Donald Trump increased his support among black and Hispanic voters to clinch several toss-up states and keep his reelection bid alive.
Exit polls conducted by Edison Research reveal the president took 12 per cent of the black vote nationally, up 6 per cent since 2016.
Trump also increased his vote share among Hispanics and Latinos by 4 per cent, taking 32 per cent compared with Biden's 66 per cent.
The president has previously claimed to be the 'least racist person' in the face allegations from critics.
The president's support among ethnic groups even be higher than exit polls suggest because of a 'shy Trump' factor that threw pollsters leading up to the election.
The president also dispelled claims his base was largely non-educated, winning 42 per cent of college grads.
Exit polls conducted by Edison Research reveal the president took 12 per cent of the black vote nationally, up 6 per cent since 2016
The president also dispelled claims his base was largely non-educated, winning 42 per cent of college grads
Trump's increased support among ethnic minorities saw him inch out a critical victory in Florida, his adopted home state, where Democrats had mounted a strong assault to flip the state.
The Sunshine State has always returned razor-thin margins and without it Trump's path to the White House would have all but evaporated.
Zeroing in on Trump's win, Democrats have blamed Biden for failing to woo the stat'es Latino voters, especially Cubans.
As results showed Florida breaking for Trump, Democratic Rep Alexandria Ocasio-Cortez tweeted: 'I won't comment much on tonight's results as they are evolving and ongoing, but I will say we've been sounding the alarm about Dem vulnerabilities w/ Latinos for a long, long time.'
Trump and Republicans pummeled Biden for months with claims suggesting he was a 'socialist' and would capitulate 'radical left' of the Democratic Party.
The attacks carried added firepower with Cuban and Venezuelan Americans, who associate the labels with authoritarian and corrupt Latin American leaders.
Men narrowly backed by Trump by 49 per cent to 48 per cent, with the Democrats' share jumping 7 per cent and the president's slumping 3 per cent
Biden also performed well with young voters, taking 62 per cent of the 18-29-aged electorate
Democratic Rep Charlie Crist said: 'When you look at Miami-Dade in particular, there was a lot of advertising on the other side of the aisle dealing with socialism and in some cases even the word communism.
'I think that obviously had an impact.
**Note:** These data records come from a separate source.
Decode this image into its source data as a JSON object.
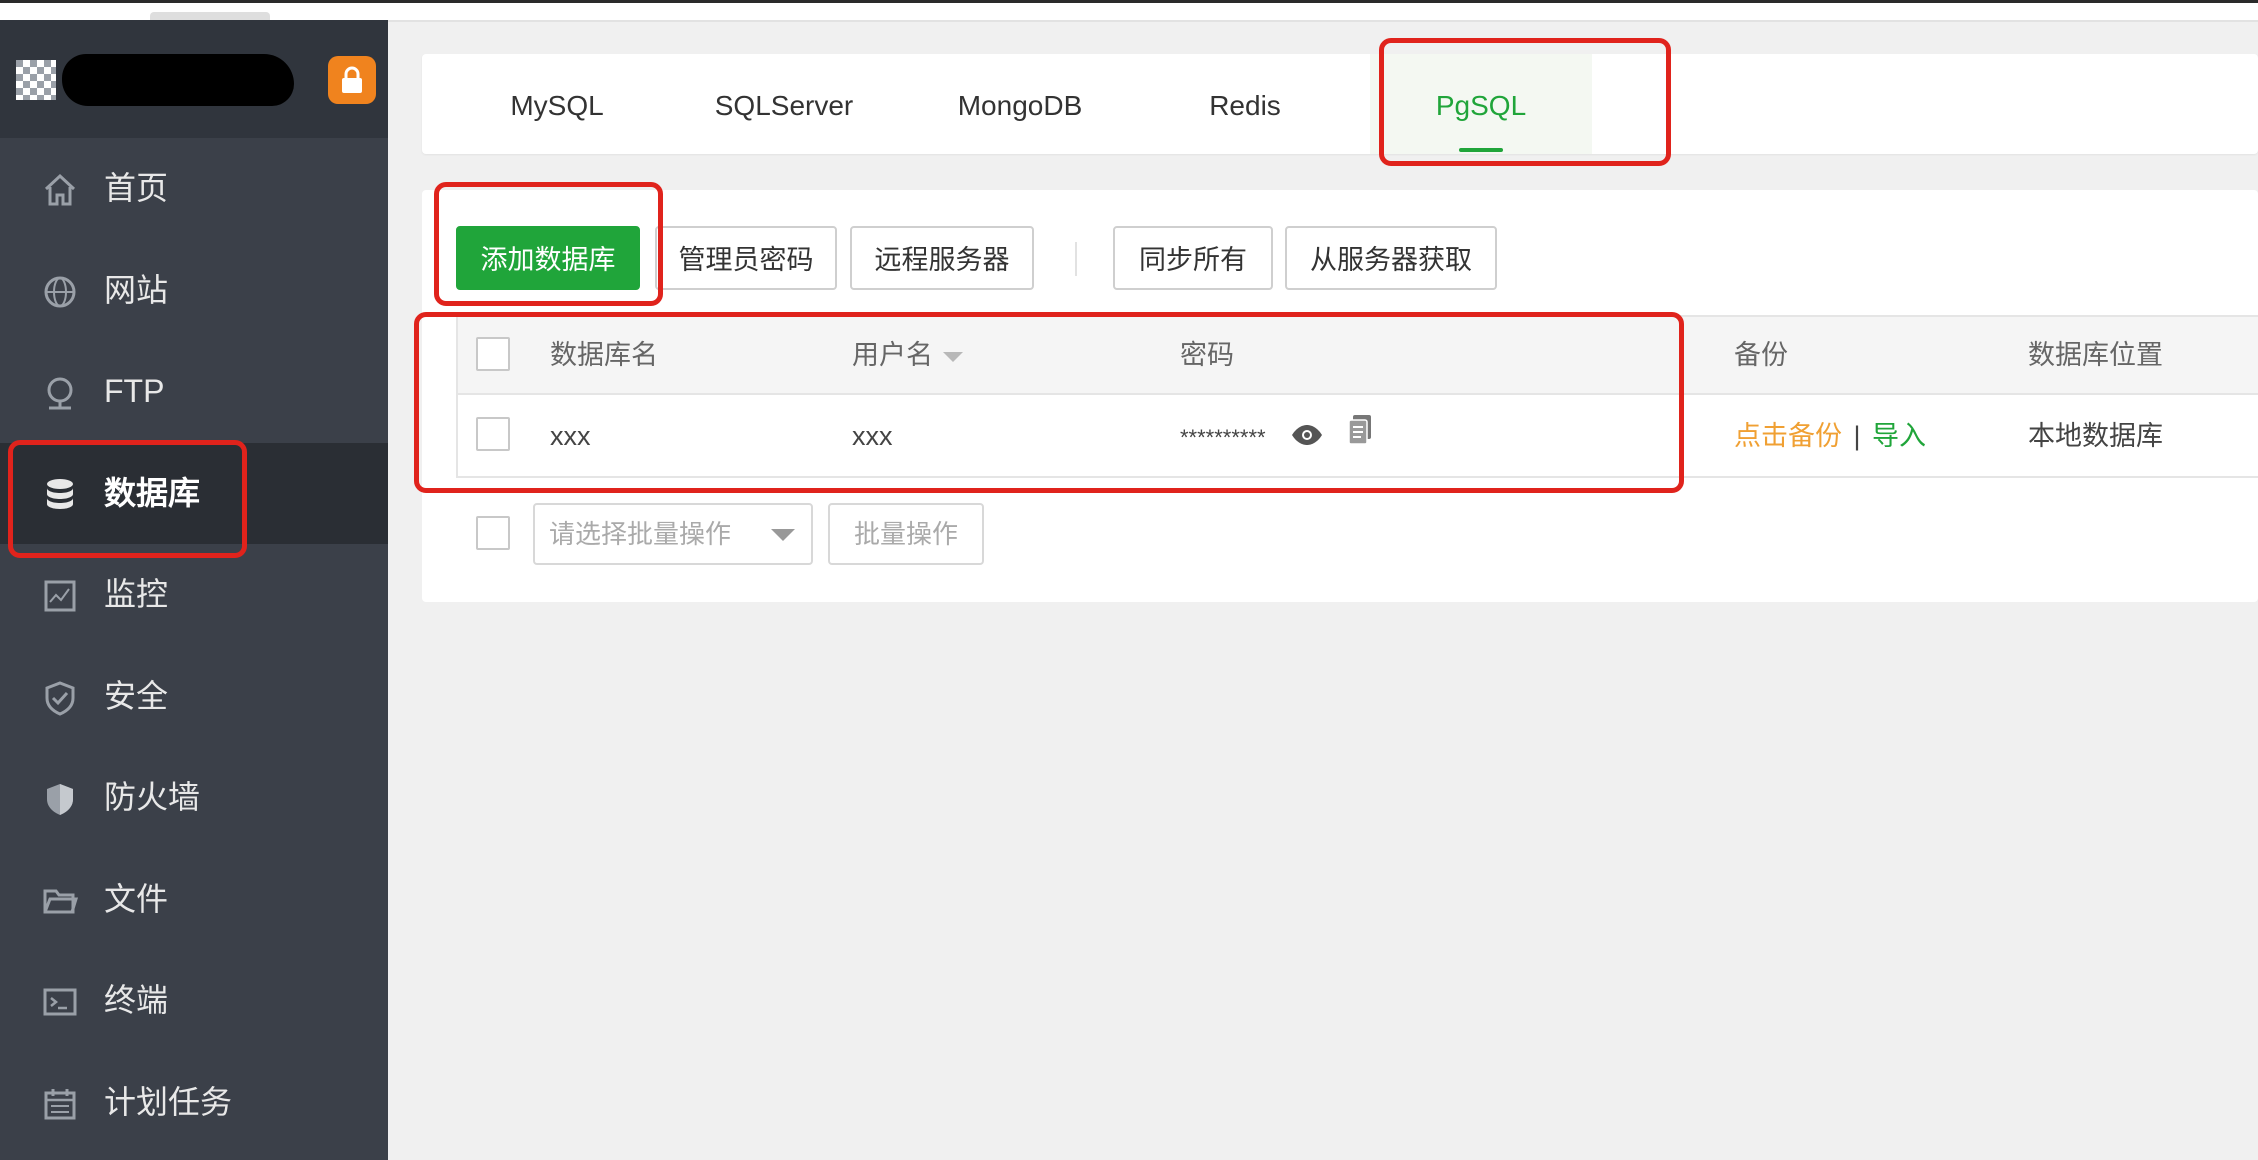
{
  "sidebar": {
    "items": [
      {
        "label": "首页",
        "icon": "home-icon"
      },
      {
        "label": "网站",
        "icon": "globe-icon"
      },
      {
        "label": "FTP",
        "icon": "ftp-icon"
      },
      {
        "label": "数据库",
        "icon": "database-icon"
      },
      {
        "label": "监控",
        "icon": "monitor-icon"
      },
      {
        "label": "安全",
        "icon": "shield-icon"
      },
      {
        "label": "防火墙",
        "icon": "firewall-icon"
      },
      {
        "label": "文件",
        "icon": "folder-icon"
      },
      {
        "label": "终端",
        "icon": "terminal-icon"
      },
      {
        "label": "计划任务",
        "icon": "calendar-icon"
      }
    ],
    "active": "数据库",
    "lock_icon": "lock-icon"
  },
  "db_tabs": [
    "MySQL",
    "SQLServer",
    "MongoDB",
    "Redis",
    "PgSQL"
  ],
  "active_tab": "PgSQL",
  "toolbar": {
    "add_db": "添加数据库",
    "admin_password": "管理员密码",
    "remote_server": "远程服务器",
    "sync_all": "同步所有",
    "fetch_from_server": "从服务器获取"
  },
  "table": {
    "headers": {
      "name": "数据库名",
      "username": "用户名",
      "password": "密码",
      "backup": "备份",
      "location": "数据库位置"
    },
    "rows": [
      {
        "name": "xxx",
        "username": "xxx",
        "password": "**********",
        "backup_action": "点击备份",
        "separator": "|",
        "import_action": "导入",
        "location": "本地数据库"
      }
    ]
  },
  "batch": {
    "placeholder": "请选择批量操作",
    "button": "批量操作"
  },
  "colors": {
    "accent": "#20a53a",
    "sidebar_bg": "#3b4049",
    "annotation": "#e0231c",
    "backup_link": "#f0a033"
  }
}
When you're attacked you need to fight back. I'm not sure how much of the fighting back occurred on our side.'
Trump further performed better among college educated voters than this time four years ago, whereas they drifted from the Democrats by 2 per cent.
The two candidates both took 49 per cent of non-college educated voters.
Swings were also witnessed in other demographic splits.
Men narrowly backed by Trump by 49 per cent to 48 per cent, with the Democrats' share jumping 7 per cent and the president's slumping 3 per cent.
Biden led the women vote by 56 per cent to 43 per cent, with the gap narrowing six points than when they decisively backed Clinton in 2016.
Biden also performed well with young voters, taking 62 per cent of the 18-29-aged electorate.
Meanwhile Trump did well with voters aged 65 and older, clinching 51 per cent as opposed to Biden's 48 per cent.